## Instructions for the task
Each line below that contains the word "icon" must be copied.

....

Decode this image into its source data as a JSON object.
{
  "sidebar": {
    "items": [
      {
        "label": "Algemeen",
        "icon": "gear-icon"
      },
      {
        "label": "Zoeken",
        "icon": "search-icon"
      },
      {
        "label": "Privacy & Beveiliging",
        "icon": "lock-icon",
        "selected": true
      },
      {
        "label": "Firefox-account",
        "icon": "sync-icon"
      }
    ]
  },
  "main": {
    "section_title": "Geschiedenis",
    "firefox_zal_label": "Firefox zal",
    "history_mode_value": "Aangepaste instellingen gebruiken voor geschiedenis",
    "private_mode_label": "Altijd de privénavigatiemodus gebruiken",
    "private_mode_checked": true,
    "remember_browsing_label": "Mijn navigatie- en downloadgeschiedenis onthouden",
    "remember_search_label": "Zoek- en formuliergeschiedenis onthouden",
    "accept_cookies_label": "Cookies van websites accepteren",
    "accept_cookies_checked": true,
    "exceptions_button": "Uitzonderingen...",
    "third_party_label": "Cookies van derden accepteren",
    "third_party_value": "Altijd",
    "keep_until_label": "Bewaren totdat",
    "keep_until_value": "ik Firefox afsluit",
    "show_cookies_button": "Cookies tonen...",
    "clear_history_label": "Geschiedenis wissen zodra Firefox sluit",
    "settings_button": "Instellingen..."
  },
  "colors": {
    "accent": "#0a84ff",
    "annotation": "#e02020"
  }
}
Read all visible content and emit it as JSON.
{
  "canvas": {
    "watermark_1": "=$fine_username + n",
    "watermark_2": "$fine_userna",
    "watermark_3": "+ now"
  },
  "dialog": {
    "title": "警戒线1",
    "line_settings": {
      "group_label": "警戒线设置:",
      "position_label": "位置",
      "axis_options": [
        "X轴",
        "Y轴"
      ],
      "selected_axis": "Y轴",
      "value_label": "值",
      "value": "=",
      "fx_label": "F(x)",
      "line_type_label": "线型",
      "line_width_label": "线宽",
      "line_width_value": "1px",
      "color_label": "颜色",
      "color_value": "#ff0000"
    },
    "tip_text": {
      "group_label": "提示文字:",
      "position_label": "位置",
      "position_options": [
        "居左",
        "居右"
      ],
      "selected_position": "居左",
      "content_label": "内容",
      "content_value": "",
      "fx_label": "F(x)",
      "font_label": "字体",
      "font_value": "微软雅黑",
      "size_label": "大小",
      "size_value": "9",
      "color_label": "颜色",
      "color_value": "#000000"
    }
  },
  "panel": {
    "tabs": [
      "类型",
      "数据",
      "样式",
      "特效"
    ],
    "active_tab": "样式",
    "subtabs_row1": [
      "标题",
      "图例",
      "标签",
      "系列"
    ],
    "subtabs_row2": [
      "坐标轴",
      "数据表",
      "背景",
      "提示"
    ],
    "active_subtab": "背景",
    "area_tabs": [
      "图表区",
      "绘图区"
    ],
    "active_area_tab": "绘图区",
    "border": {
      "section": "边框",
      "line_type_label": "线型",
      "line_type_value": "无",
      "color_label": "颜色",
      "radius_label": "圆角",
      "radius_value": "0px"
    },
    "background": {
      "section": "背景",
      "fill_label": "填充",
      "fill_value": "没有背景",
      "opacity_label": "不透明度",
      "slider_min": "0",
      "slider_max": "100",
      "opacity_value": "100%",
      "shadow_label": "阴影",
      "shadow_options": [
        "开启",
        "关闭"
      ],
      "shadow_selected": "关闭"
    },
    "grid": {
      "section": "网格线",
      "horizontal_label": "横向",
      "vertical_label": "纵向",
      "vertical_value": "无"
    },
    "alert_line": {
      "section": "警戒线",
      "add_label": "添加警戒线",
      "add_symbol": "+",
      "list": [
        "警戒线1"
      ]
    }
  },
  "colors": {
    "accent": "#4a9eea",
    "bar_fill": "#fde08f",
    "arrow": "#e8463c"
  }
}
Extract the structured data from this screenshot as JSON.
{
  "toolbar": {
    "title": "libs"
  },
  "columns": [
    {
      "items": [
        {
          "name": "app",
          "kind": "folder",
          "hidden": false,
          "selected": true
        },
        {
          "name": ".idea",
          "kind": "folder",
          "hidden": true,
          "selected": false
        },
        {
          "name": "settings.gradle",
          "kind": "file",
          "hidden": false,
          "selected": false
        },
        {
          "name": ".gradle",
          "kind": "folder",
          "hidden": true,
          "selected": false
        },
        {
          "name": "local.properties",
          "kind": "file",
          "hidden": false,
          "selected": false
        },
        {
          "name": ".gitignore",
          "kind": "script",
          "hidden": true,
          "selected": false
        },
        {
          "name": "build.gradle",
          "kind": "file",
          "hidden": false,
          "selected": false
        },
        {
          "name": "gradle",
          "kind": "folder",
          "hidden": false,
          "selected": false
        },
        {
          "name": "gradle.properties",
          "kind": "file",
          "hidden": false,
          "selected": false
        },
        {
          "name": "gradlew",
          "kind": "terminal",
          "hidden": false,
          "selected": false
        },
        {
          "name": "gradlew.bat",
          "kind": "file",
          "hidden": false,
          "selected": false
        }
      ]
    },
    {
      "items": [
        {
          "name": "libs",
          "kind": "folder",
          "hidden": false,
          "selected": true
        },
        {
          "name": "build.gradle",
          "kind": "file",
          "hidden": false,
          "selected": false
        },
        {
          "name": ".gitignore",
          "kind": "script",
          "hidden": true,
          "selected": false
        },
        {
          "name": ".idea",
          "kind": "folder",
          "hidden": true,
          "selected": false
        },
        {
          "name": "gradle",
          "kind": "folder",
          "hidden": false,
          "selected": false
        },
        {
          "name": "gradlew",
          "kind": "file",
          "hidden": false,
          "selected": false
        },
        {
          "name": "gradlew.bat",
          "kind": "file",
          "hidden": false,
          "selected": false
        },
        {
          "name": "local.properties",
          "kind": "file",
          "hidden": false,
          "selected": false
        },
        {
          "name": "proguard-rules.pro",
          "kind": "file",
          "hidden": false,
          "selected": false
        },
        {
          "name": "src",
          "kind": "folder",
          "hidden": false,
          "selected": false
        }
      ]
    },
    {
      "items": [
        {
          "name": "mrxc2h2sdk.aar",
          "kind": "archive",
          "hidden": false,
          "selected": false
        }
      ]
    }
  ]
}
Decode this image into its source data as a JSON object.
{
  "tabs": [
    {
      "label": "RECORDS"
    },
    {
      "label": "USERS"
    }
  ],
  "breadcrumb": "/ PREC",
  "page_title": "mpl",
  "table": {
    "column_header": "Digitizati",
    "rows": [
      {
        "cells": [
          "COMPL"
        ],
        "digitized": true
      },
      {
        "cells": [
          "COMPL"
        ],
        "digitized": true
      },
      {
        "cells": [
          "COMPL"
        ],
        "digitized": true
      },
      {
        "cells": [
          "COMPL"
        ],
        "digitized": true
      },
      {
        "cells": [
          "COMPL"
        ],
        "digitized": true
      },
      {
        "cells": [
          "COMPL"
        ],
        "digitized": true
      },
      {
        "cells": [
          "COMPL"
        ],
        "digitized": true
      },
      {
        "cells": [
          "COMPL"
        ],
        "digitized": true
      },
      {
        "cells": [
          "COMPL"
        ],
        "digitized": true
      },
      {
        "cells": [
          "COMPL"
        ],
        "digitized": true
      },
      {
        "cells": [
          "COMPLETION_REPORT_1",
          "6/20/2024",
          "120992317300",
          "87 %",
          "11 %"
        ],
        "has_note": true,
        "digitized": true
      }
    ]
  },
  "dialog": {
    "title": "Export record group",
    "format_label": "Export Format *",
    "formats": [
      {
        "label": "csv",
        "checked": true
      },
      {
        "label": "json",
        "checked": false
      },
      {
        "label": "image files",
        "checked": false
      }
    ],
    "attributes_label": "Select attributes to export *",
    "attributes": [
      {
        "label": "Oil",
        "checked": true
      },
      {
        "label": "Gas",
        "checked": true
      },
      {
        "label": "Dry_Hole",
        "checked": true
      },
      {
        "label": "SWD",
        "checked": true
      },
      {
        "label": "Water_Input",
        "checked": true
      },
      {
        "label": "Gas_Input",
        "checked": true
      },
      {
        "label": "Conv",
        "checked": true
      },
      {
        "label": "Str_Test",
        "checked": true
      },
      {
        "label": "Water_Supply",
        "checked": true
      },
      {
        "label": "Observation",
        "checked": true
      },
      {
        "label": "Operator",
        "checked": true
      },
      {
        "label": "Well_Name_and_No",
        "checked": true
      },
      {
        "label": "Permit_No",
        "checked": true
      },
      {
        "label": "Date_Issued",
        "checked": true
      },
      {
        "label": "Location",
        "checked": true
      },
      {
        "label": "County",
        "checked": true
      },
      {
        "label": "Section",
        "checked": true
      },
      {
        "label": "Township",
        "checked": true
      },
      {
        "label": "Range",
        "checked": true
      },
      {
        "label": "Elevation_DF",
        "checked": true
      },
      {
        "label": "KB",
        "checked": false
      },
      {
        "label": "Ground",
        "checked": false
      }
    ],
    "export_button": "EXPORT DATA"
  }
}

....

## Expected output
        "icon": "gear-icon"
        "icon": "search-icon"
        "icon": "lock-icon",
        "icon": "sync-icon"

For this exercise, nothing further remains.